A growing body of scientific research has found links between exposures to PFAS and a wide range of health problems including a weaker immune system, cancer, increased cholesterol levels, pregnancy-induced hypertension, liver damage, reduced fertility, and increased risk of thyroid disease. PFAS are often referred to as “forever” chemicals because they are not known to break down in the environment and can easily move through soil to drinking water. With remarkable persistence and mobility, PFAS have become global pollutants that threaten the health of people and wildlife.
A recent peer-reviewed study led by scientists at Toxic-Free Future, the University of Washington, and Indiana University found PFAS in 100% of breast milk samples tested and that newer PFAS build up in people. And, Toxic-Free Future’s latest investigative report revealed that a PFAS manufacturing facility is a major source of both PFAS pollution and ozone-depleting chemicals that contribute to health problems and climate change. And, earlier this year, TFF released a study that found PFAS in most products labeled stain- and water-resistant.

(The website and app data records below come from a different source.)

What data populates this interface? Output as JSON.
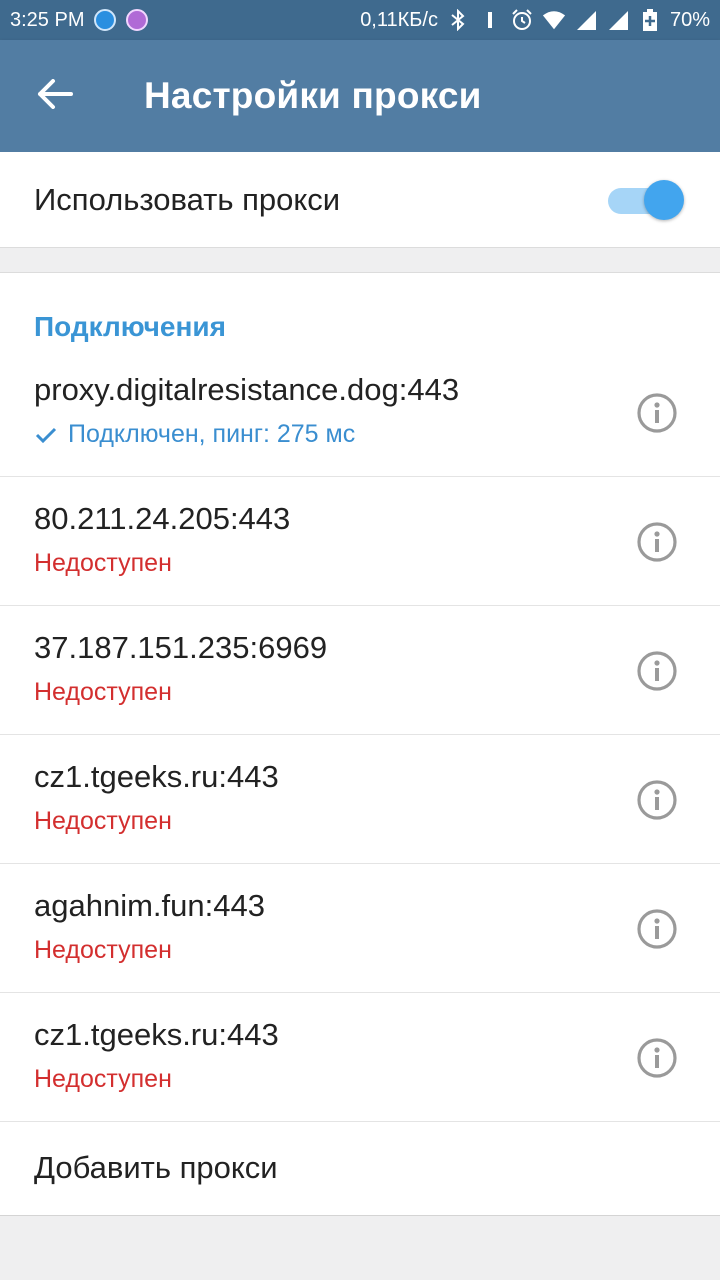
{
  "status_bar": {
    "time": "3:25 PM",
    "speed": "0,11КБ/с",
    "battery": "70%",
    "icons": [
      "app-notification-icon",
      "app-notification-icon-2",
      "bluetooth-icon",
      "vibrate-icon",
      "alarm-icon",
      "wifi-icon",
      "signal-icon",
      "signal-icon-2",
      "battery-icon"
    ]
  },
  "app_bar": {
    "back_icon": "arrow-left-icon",
    "title": "Настройки прокси"
  },
  "use_proxy": {
    "label": "Использовать прокси",
    "enabled": true
  },
  "connections": {
    "header": "Подключения",
    "items": [
      {
        "address": "proxy.digitalresistance.dog:443",
        "status": "Подключен, пинг: 275 мс",
        "state": "connected"
      },
      {
        "address": "80.211.24.205:443",
        "status": "Недоступен",
        "state": "unavailable"
      },
      {
        "address": "37.187.151.235:6969",
        "status": "Недоступен",
        "state": "unavailable"
      },
      {
        "address": "cz1.tgeeks.ru:443",
        "status": "Недоступен",
        "state": "unavailable"
      },
      {
        "address": "agahnim.fun:443",
        "status": "Недоступен",
        "state": "unavailable"
      },
      {
        "address": "cz1.tgeeks.ru:443",
        "status": "Недоступен",
        "state": "unavailable"
      }
    ],
    "add_label": "Добавить прокси"
  },
  "colors": {
    "status_bar": "#3f6a8e",
    "app_bar": "#527da3",
    "accent": "#3a95d5",
    "connected": "#3a8ed0",
    "unavailable": "#d32f2f",
    "toggle_thumb": "#42a5ee",
    "toggle_track": "#a6d5f7"
  }
}
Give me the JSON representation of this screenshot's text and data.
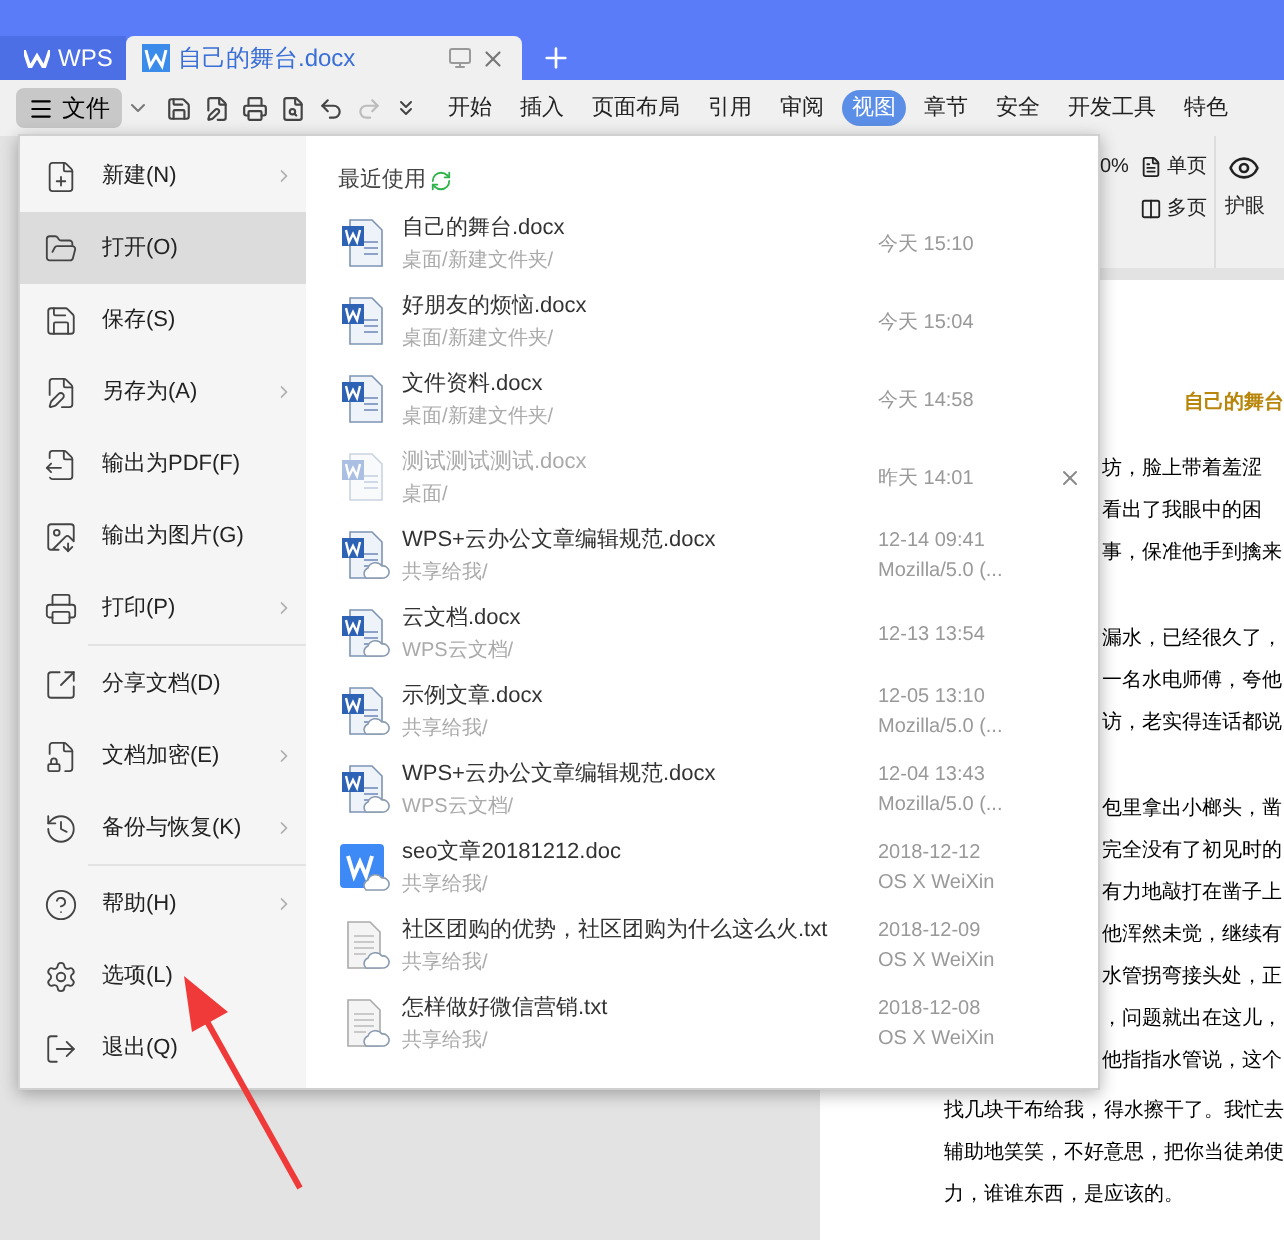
{
  "title_bar": {
    "app_tab": "WPS",
    "doc_tab": "自己的舞台.docx"
  },
  "toolbar": {
    "file_menu": "文件",
    "tabs": [
      {
        "label": "开始",
        "selected": false
      },
      {
        "label": "插入",
        "selected": false
      },
      {
        "label": "页面布局",
        "selected": false
      },
      {
        "label": "引用",
        "selected": false
      },
      {
        "label": "审阅",
        "selected": false
      },
      {
        "label": "视图",
        "selected": true
      },
      {
        "label": "章节",
        "selected": false
      },
      {
        "label": "安全",
        "selected": false
      },
      {
        "label": "开发工具",
        "selected": false
      },
      {
        "label": "特色",
        "selected": false
      }
    ]
  },
  "ribbon": {
    "zoom": "0%",
    "single_page": "单页",
    "multi_page": "多页",
    "eye_mode": "护眼"
  },
  "file_menu": {
    "groups": [
      [
        {
          "label": "新建(N)",
          "submenu": true,
          "selected": false
        },
        {
          "label": "打开(O)",
          "submenu": false,
          "selected": true
        },
        {
          "label": "保存(S)",
          "submenu": false,
          "selected": false
        },
        {
          "label": "另存为(A)",
          "submenu": true,
          "selected": false
        },
        {
          "label": "输出为PDF(F)",
          "submenu": false,
          "selected": false
        },
        {
          "label": "输出为图片(G)",
          "submenu": false,
          "selected": false
        },
        {
          "label": "打印(P)",
          "submenu": true,
          "selected": false
        }
      ],
      [
        {
          "label": "分享文档(D)",
          "submenu": false,
          "selected": false
        },
        {
          "label": "文档加密(E)",
          "submenu": true,
          "selected": false
        },
        {
          "label": "备份与恢复(K)",
          "submenu": true,
          "selected": false
        }
      ],
      [
        {
          "label": "帮助(H)",
          "submenu": true,
          "selected": false
        },
        {
          "label": "选项(L)",
          "submenu": false,
          "selected": false
        },
        {
          "label": "退出(Q)",
          "submenu": false,
          "selected": false
        }
      ]
    ]
  },
  "recent": {
    "heading": "最近使用",
    "files": [
      {
        "kind": "word",
        "name": "自己的舞台.docx",
        "path": "桌面/新建文件夹/",
        "time": "今天 15:10",
        "unavailable": false,
        "removable": false
      },
      {
        "kind": "word",
        "name": "好朋友的烦恼.docx",
        "path": "桌面/新建文件夹/",
        "time": "今天 15:04",
        "unavailable": false,
        "removable": false
      },
      {
        "kind": "word",
        "name": "文件资料.docx",
        "path": "桌面/新建文件夹/",
        "time": "今天 14:58",
        "unavailable": false,
        "removable": false
      },
      {
        "kind": "word",
        "name": "测试测试测试.docx",
        "path": "桌面/",
        "time": "昨天 14:01",
        "unavailable": true,
        "removable": true
      },
      {
        "kind": "word-cloud",
        "name": "WPS+云办公文章编辑规范.docx",
        "path": "共享给我/",
        "time": "12-14 09:41",
        "source": "Mozilla/5.0 (...",
        "unavailable": false,
        "removable": false
      },
      {
        "kind": "word-cloud",
        "name": "云文档.docx",
        "path": "WPS云文档/",
        "time": "12-13 13:54",
        "unavailable": false,
        "removable": false
      },
      {
        "kind": "word-cloud",
        "name": "示例文章.docx",
        "path": "共享给我/",
        "time": "12-05 13:10",
        "source": "Mozilla/5.0 (...",
        "unavailable": false,
        "removable": false
      },
      {
        "kind": "word-cloud",
        "name": "WPS+云办公文章编辑规范.docx",
        "path": "WPS云文档/",
        "time": "12-04 13:43",
        "source": "Mozilla/5.0 (...",
        "unavailable": false,
        "removable": false
      },
      {
        "kind": "wps-cloud",
        "name": "seo文章20181212.doc",
        "path": "共享给我/",
        "time": "2018-12-12",
        "source": "OS X WeiXin",
        "unavailable": false,
        "removable": false
      },
      {
        "kind": "text-cloud",
        "name": "社区团购的优势，社区团购为什么这么火.txt",
        "path": "共享给我/",
        "time": "2018-12-09",
        "source": "OS X WeiXin",
        "unavailable": false,
        "removable": false
      },
      {
        "kind": "text-cloud",
        "name": "怎样做好微信营销.txt",
        "path": "共享给我/",
        "time": "2018-12-08",
        "source": "OS X WeiXin",
        "unavailable": false,
        "removable": false
      }
    ]
  },
  "document": {
    "title": "自己的舞台",
    "paragraphs_beside_menu": [
      [
        "坊，脸上带着羞涩",
        "看出了我眼中的困",
        "事，保准他手到擒来"
      ],
      [
        "漏水，已经很久了，",
        "一名水电师傅，夸他",
        "访，老实得连话都说"
      ],
      [
        "包里拿出小榔头，凿",
        "完全没有了初见时的",
        "有力地敲打在凿子上",
        "他浑然未觉，继续有",
        "水管拐弯接头处，正",
        "，问题就出在这儿，",
        "他指指水管说，这个"
      ]
    ],
    "lines_below_menu": [
      "找几块干布给我，得水擦干了。我忙去",
      "辅助地笑笑，不好意思，把你当徒弟使",
      "力，谁谁东西，是应该的。"
    ]
  }
}
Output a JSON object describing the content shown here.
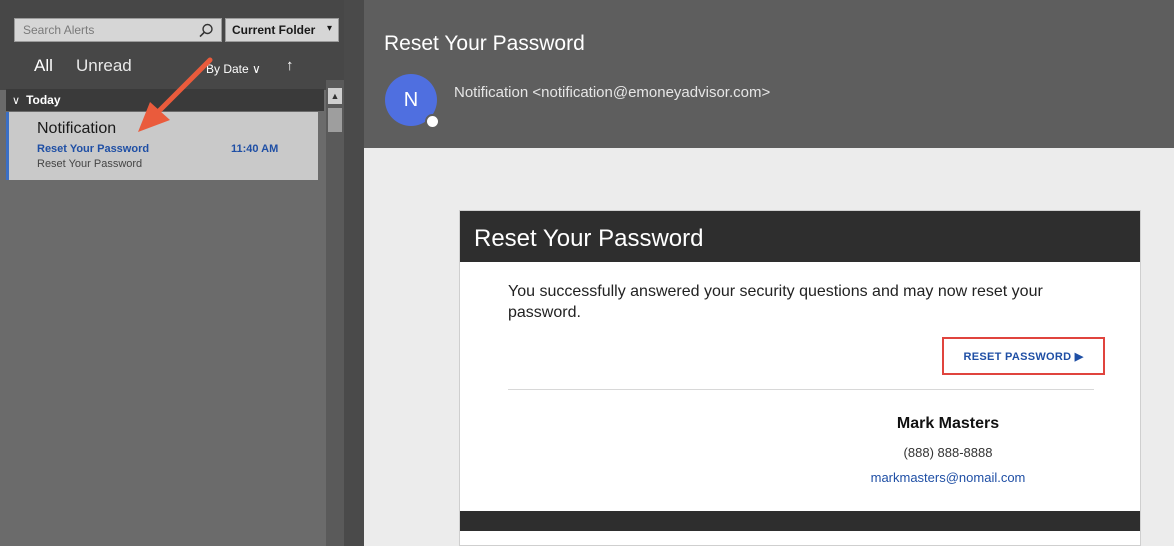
{
  "search": {
    "placeholder": "Search Alerts",
    "scope": "Current Folder"
  },
  "filters": {
    "all": "All",
    "unread": "Unread",
    "sort": "By Date ∨",
    "sort_direction_glyph": "↑"
  },
  "message_list": {
    "group": "Today",
    "items": [
      {
        "sender": "Notification",
        "subject": "Reset Your Password",
        "time": "11:40 AM",
        "preview": "Reset Your Password"
      }
    ]
  },
  "reading_pane": {
    "subject": "Reset Your Password",
    "avatar_initial": "N",
    "from": "Notification <notification@emoneyadvisor.com>"
  },
  "email": {
    "title": "Reset Your Password",
    "message": "You successfully answered your security questions and may now reset your password.",
    "button_label": "RESET PASSWORD ▶",
    "signature": {
      "name": "Mark Masters",
      "phone": "(888) 888-8888",
      "email": "markmasters@nomail.com"
    }
  },
  "colors": {
    "accent": "#1f4fa5",
    "avatar": "#4f6fe0",
    "highlight": "#e0443e"
  }
}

In November 2021, the bipartisan Keep Food Containers Safe from PFAS Act was introduced in the Senate by Sen. Maggie Hassan (D-N.H.) and in the House of Representatives by Reps. Debbie Dingell (D-Mich.) and Don Young (R-Alaska). The legislation will ban the use of any perfluoroalkyl or polyfluoroalkyl substance (PFAS) as a food contact substance.
State governments are taking legislative and regulatory actions to phase out PFAS in products to prevent contamination in favor of safer alternatives. For example, laws in ME and WA have given state agencies authority to ban PFAS in a wide range of products. CA, CT, ME, MN, NY, VT, and WA have enacted phase-outs of PFAS in food packaging. VT and ME adopted bans on PFAS in carpets, rugs, and aftermarket treatments and regulatory action is pending on these products and other home textiles (e.g. upholstery, bedding) in CA and WA. CA, CO, CT, IL, ME, NH, NY, and WA have put in place bans on the sale of firefighting foam containing PFAS.
Toxic-Free Future (TFF) is a nonprofit research and advocacy organization that advances the use of safer products, chemicals, and practices through science, organizing, advocacy, and consumer engagement to ensure a healthier tomorrow. Safer Chemicals Healthy Families is a Toxic-Free Future program dedicated to achieving strong federal policies that protect the public from toxic chemicals. Mind the Store is a Toxic-Free Future program that challenges retailers to eliminate toxic chemicals and replace them with safer alternatives, and scores major retailers on their safer chemicals policies in an annual Retailer Report Card.
CLEAN WATER ACTION
Since the organization’s founding during the campaign to pass the landmark Clean Water Act in 1972, Clean Water Action has worked to win strong health and environmental protections by bringing issue expertise, solution-oriented thinking, and people power to the table. www.cleanwater.org